Parents need to know that Requiem is the final installment in author Lauren Oliver's best-selling Delirium trilogy, a dystopian series that explores issues of love, societal control, gender relations, and politics. As in the second book, Pandemonium, the focus in this one is Lena's involvement in the resistance movement and how it fights the oppressive government. There's definitely violence (including character deaths, explosions, shootings, and hand-to-hand fights) and some stronng language (mostly "s--t," the occasional expletive "f--king" never in reference to sex), but the romance is limited to a few kisses. This is the rare teen series in which the romance is most pronounced in the first book. Oliver discusses several themes that make for good conversation starters, from the Judgment of Solomon and Bluebeard to dystopian societies and arranged marriages.
Is It Any Good?

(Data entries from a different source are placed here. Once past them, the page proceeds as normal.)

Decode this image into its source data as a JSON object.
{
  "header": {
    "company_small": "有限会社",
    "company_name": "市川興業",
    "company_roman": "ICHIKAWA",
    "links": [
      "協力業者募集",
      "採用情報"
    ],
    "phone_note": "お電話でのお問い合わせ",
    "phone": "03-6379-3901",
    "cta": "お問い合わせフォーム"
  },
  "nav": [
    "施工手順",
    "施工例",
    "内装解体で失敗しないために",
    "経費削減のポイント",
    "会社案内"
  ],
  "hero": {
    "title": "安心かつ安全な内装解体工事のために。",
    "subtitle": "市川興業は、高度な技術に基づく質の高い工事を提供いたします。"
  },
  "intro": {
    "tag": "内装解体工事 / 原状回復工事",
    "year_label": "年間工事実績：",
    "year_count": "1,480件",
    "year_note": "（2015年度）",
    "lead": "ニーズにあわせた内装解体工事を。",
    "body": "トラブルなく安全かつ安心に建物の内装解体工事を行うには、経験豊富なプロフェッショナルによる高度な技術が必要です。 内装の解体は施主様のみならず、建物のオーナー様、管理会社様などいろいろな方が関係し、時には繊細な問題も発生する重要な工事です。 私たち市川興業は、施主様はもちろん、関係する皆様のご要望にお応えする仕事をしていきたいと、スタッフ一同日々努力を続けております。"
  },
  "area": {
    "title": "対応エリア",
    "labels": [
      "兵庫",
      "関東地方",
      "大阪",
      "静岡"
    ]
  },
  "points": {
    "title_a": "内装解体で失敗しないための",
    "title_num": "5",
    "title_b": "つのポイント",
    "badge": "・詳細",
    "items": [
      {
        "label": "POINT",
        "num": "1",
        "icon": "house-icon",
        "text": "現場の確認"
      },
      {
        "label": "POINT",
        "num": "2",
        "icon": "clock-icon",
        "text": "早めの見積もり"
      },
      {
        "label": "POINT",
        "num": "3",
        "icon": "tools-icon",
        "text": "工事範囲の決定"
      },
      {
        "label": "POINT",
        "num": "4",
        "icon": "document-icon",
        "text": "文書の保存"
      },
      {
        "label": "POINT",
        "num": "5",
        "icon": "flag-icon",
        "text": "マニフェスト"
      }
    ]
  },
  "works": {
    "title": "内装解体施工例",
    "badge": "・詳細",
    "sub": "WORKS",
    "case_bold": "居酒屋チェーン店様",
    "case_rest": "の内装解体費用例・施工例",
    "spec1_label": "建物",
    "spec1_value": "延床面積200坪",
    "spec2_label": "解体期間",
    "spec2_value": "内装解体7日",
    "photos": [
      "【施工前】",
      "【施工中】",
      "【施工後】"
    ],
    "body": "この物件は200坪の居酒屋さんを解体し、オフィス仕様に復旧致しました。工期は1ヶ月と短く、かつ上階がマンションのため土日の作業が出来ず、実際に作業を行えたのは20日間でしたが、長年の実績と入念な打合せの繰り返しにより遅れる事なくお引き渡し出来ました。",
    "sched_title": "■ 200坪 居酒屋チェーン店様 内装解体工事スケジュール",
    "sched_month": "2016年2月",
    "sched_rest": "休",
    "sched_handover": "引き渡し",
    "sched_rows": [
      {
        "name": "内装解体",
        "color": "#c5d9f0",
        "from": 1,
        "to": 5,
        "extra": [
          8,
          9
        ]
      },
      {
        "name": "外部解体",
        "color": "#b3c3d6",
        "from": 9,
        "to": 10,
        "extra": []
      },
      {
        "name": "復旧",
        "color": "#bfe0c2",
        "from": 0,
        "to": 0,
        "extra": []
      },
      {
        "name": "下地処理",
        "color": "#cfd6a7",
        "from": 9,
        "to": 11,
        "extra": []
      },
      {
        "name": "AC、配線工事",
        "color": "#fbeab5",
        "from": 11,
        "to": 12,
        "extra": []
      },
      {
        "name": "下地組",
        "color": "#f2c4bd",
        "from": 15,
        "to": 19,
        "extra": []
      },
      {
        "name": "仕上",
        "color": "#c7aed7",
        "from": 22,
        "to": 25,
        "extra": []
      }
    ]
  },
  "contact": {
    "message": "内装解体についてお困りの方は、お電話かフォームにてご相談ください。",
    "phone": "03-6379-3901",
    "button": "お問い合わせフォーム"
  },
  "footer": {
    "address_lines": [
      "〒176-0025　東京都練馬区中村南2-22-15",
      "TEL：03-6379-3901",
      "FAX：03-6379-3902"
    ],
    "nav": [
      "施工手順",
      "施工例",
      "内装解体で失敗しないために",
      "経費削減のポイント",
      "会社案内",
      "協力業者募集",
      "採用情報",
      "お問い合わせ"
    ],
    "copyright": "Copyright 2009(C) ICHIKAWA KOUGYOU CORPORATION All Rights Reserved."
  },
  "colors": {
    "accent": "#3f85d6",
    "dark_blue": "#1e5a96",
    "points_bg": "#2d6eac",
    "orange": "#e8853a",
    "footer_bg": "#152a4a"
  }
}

Readers hoping for the same swoon factor as in the original book will be disappointed. This third book is more preoccupied with its young heroine’s personal journey in a horrific dystopian society than which guy she'll end up choosing. Even though Lena thinks about her feelings for Alex and Julian all the time, their reality is too grim and confusing (not to mention focused on fighting the regulators) to allow for the kind of thrilling romance that hooked some readers in Delirium.
Readers who don't mind the fact that the romance is present but not overwhelming will find themselves unable to put the book down, even though there are enough plot holes and unanswered questions to make the ending feel abrupt and unexpected. If you think there will be some magical epilogue spelling out everything that happens to these characters, think again. Oliver isn't one for easy answers or thorough explanations; it's the big themes about love, sacrifice, freedom, and choice that she wants readers to take away, not just the "Lena and Alex" storyline.
Did we miss something on diversity?
Research shows a connection between kids' healthy self-esteem and positive portrayals in media. That's why we've added a new "Diverse Representations" section to our reviews that will be rolling out on an ongoing basis. You can help us help kids by suggesting a diversity update.